## Task objective
All lines below containing the string "sender" are to be copied.

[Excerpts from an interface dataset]
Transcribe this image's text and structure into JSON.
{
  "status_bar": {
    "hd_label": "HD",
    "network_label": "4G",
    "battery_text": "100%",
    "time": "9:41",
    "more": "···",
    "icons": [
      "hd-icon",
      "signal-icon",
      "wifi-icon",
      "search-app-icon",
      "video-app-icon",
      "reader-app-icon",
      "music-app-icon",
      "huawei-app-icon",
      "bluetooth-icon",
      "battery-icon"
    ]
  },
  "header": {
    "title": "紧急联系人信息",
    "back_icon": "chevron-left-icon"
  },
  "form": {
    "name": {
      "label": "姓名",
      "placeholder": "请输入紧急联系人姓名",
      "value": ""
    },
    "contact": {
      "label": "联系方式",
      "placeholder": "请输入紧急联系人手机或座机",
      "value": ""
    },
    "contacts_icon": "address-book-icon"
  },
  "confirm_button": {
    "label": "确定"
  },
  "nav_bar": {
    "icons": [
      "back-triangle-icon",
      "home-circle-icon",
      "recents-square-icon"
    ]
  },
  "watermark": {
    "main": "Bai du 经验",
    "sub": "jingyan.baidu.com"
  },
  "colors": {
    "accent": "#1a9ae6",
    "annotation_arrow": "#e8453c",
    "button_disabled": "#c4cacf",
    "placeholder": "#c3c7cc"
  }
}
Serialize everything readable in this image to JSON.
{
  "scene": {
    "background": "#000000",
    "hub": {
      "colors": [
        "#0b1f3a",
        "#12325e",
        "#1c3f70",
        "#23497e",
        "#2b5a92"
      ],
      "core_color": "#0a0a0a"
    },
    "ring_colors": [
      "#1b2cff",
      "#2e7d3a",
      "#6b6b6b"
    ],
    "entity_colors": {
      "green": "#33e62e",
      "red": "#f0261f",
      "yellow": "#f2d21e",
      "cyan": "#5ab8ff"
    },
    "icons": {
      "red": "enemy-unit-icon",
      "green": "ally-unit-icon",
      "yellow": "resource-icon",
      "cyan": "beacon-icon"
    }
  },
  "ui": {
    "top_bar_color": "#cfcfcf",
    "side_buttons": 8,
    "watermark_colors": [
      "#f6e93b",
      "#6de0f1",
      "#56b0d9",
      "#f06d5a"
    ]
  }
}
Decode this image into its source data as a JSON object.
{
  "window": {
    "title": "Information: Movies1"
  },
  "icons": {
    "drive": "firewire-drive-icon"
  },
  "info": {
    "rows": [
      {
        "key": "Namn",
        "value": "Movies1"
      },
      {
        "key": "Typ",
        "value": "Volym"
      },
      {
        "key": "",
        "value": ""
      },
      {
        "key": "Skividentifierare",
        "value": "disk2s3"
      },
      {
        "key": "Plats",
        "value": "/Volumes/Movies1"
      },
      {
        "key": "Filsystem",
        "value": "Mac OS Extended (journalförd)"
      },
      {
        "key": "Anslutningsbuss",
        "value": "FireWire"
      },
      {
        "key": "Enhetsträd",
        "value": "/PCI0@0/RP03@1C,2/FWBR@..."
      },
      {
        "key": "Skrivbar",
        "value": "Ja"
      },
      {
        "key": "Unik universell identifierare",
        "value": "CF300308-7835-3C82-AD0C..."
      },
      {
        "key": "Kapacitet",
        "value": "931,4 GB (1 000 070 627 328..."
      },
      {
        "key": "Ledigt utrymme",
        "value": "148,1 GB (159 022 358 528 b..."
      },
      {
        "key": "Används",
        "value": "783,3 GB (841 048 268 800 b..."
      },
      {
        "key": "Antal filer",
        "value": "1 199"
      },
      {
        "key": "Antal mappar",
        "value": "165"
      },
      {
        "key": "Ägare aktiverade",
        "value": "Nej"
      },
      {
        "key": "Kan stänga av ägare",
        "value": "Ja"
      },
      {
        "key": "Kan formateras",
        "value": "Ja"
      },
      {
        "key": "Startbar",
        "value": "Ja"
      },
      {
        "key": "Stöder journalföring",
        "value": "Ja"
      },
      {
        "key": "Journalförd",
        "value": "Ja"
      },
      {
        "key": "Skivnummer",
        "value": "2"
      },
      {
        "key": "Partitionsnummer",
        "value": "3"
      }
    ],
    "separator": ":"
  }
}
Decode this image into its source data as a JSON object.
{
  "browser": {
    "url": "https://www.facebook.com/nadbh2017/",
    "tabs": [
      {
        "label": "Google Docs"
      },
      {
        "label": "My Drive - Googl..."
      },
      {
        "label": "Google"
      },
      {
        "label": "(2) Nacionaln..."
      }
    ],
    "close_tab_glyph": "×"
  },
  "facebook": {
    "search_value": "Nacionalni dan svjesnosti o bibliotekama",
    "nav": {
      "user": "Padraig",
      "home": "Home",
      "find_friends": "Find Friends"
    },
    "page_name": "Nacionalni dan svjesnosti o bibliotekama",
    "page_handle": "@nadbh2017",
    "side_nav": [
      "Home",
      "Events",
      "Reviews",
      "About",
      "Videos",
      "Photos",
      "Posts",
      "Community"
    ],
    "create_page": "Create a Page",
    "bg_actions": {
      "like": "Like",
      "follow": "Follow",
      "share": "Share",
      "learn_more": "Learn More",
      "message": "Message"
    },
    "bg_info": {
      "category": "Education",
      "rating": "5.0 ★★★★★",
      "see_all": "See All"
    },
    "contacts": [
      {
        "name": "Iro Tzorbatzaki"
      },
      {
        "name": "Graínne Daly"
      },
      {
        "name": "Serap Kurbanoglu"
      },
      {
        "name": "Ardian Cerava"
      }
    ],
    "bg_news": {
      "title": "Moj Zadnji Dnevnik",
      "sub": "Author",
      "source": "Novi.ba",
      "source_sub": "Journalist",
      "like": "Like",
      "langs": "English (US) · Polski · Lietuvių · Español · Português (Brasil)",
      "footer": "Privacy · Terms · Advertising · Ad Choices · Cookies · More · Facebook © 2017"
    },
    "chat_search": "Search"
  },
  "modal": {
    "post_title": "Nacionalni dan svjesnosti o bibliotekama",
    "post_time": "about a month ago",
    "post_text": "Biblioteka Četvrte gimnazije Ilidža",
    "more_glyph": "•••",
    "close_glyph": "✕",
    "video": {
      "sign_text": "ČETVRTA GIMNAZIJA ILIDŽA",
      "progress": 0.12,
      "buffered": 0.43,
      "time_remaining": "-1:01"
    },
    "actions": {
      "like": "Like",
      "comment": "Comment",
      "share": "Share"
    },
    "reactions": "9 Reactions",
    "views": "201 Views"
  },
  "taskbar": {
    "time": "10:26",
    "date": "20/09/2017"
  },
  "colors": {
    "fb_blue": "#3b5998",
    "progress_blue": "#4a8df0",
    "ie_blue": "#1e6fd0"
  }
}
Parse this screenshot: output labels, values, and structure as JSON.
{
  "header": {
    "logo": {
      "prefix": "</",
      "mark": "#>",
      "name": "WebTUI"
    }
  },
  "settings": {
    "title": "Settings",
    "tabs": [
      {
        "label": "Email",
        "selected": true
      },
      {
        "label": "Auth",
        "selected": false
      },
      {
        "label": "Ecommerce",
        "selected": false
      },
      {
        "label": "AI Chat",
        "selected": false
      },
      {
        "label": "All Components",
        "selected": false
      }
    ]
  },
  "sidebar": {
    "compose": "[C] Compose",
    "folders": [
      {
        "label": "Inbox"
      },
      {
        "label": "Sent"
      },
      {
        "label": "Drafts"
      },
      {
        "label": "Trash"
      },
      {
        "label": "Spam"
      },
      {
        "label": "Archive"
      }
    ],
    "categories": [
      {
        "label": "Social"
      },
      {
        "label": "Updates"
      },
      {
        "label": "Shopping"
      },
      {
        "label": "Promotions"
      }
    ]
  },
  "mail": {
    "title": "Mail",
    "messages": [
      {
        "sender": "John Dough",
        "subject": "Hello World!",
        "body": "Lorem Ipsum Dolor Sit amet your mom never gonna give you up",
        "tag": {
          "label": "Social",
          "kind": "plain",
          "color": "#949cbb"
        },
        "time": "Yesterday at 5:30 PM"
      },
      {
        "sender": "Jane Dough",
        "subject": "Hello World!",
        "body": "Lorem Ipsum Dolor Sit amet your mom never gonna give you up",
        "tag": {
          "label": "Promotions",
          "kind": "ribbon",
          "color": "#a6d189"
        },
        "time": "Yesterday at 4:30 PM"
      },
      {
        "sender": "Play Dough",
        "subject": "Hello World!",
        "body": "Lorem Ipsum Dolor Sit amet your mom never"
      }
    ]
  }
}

## Exercise response
        "sender": "John Dough",
        "sender": "Jane Dough",
        "sender": "Play Dough",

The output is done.